» **What to produce**
Number of lines below with the word "сеть": give it and nothing more.

» **Data for this exercise**
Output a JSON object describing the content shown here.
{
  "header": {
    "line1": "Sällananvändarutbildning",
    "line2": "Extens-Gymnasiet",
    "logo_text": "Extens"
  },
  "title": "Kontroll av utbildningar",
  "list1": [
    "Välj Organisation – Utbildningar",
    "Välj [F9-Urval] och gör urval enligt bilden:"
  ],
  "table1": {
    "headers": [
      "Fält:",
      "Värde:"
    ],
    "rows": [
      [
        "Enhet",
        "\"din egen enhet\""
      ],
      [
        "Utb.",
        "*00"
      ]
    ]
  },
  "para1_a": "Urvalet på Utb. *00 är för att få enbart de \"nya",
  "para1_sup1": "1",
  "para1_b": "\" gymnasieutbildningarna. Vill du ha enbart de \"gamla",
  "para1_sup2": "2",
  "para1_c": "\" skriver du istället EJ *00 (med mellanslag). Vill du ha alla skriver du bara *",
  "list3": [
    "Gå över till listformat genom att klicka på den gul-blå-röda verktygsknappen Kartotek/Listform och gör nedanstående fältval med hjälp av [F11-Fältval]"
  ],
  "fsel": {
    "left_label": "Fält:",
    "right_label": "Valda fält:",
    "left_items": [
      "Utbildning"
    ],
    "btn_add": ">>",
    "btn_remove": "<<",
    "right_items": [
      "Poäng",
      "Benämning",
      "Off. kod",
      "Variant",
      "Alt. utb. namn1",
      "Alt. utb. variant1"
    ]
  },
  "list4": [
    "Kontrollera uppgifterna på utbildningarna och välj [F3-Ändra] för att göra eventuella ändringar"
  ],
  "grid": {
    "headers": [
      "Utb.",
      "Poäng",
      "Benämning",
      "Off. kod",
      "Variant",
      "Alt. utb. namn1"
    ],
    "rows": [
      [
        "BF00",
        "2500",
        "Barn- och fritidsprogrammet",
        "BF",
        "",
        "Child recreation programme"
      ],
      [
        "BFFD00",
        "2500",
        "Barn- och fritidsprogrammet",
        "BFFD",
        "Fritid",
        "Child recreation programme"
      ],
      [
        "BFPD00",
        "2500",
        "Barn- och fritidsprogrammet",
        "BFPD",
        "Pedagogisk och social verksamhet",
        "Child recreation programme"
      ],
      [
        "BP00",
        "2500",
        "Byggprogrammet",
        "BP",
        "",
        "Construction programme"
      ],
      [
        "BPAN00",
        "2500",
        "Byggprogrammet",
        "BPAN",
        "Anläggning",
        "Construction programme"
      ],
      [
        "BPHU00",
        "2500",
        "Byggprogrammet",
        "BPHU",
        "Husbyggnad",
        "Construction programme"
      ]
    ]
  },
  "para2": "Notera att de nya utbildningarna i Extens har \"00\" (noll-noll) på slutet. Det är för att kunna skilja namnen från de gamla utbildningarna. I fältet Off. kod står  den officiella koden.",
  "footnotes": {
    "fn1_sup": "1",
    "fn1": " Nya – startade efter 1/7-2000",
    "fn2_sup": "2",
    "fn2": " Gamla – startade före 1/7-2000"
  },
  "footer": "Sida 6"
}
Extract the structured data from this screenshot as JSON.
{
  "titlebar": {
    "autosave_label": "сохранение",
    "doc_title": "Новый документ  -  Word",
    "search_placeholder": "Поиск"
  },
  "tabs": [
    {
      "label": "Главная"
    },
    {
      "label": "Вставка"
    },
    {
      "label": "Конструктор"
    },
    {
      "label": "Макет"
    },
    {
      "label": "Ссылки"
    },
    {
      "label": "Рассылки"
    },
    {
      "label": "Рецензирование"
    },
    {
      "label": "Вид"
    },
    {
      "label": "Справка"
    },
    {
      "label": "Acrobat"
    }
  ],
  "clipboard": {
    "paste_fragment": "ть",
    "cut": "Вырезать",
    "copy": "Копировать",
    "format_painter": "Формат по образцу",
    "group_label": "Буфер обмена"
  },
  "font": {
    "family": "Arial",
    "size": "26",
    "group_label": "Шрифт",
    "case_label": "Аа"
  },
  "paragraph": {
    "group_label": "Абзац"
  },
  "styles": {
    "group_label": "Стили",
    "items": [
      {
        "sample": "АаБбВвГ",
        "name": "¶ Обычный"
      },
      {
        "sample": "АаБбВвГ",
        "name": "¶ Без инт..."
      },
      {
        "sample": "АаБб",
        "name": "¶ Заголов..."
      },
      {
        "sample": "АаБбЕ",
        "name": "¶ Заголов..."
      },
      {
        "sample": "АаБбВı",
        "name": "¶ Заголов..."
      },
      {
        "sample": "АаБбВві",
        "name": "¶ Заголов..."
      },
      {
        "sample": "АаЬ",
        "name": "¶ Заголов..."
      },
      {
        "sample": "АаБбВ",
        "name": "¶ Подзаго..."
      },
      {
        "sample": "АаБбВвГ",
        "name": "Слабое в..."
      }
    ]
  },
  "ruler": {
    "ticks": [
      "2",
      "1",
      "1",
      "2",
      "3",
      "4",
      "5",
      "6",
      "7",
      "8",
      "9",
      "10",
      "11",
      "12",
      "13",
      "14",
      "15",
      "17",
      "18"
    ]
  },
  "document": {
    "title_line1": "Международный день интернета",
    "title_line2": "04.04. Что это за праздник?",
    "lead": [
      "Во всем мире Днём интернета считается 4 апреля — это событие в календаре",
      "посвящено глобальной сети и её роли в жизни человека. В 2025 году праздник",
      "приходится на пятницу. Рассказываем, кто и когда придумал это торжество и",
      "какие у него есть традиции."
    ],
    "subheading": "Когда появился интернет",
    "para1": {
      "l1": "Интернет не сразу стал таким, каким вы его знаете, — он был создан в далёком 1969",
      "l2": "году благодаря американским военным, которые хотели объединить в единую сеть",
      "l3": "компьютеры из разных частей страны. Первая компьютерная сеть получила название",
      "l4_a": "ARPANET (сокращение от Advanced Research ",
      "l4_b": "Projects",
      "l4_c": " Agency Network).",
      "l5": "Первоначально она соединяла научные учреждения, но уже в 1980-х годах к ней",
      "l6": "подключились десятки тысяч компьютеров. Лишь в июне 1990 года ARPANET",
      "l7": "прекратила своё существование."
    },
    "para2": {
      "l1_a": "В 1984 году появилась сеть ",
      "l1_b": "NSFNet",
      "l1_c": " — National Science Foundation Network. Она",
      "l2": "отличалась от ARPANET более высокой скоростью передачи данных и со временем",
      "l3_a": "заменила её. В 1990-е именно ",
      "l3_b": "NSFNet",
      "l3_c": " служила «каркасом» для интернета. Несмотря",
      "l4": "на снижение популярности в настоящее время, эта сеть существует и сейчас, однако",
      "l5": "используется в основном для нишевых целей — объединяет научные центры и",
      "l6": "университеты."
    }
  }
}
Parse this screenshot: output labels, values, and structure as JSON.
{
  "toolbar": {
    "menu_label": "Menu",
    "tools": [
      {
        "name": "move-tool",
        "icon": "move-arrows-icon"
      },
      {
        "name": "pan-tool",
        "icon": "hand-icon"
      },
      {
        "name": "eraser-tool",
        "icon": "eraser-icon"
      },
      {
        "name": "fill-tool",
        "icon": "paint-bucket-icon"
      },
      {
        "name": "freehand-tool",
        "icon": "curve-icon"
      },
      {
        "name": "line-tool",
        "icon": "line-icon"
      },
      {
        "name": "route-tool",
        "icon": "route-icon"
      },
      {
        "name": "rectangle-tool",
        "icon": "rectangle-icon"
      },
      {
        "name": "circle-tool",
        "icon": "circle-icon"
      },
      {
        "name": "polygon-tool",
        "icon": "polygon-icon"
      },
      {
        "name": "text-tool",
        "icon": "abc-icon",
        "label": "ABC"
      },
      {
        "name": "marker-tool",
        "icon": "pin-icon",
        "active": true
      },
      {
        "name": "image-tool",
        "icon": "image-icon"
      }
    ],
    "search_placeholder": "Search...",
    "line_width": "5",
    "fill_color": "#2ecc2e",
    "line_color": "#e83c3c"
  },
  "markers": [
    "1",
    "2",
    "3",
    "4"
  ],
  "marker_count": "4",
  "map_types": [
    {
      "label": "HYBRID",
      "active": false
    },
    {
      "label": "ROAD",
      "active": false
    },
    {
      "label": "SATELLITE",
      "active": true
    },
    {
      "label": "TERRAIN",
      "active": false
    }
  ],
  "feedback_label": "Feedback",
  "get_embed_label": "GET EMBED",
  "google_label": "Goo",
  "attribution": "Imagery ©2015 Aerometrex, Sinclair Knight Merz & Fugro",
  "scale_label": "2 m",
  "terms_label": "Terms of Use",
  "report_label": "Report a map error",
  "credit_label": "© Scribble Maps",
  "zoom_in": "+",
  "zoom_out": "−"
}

» **Completed task**
4